▸ WORK ORDER: Pull out every line from the listing that has the word "move".

───

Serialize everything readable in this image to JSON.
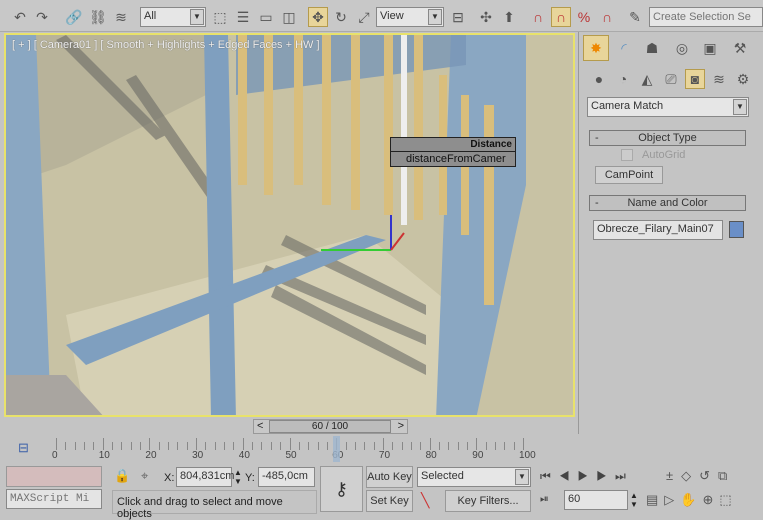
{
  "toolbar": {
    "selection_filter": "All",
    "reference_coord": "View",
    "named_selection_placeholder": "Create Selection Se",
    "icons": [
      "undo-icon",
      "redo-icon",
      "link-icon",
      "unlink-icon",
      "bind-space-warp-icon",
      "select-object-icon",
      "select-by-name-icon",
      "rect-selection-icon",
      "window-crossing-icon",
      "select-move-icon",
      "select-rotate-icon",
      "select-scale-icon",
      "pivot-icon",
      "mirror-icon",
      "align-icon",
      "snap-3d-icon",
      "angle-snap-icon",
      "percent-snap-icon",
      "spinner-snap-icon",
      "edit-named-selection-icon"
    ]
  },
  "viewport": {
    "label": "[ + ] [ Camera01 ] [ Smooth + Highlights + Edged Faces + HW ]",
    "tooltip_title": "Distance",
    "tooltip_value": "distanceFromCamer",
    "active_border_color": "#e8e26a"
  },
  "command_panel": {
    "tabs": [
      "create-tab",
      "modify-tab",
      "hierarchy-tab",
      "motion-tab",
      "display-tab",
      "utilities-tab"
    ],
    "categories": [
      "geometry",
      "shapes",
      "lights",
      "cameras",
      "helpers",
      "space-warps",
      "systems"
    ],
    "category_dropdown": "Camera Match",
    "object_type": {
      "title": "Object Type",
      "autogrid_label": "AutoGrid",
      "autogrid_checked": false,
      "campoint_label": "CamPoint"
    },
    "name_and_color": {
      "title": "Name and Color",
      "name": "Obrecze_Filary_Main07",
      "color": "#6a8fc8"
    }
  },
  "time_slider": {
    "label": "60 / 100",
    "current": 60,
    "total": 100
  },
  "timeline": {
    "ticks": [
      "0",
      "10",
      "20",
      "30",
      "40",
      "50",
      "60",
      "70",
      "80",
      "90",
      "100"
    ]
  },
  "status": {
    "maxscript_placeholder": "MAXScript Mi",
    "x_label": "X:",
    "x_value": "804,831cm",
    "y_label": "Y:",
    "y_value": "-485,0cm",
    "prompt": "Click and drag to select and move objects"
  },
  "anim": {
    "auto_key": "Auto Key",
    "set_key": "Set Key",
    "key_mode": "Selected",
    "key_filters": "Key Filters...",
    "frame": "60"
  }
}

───

▸ TASK OUTPUT:
      "select-move-icon",
    "prompt": "Click and drag to select and move objects"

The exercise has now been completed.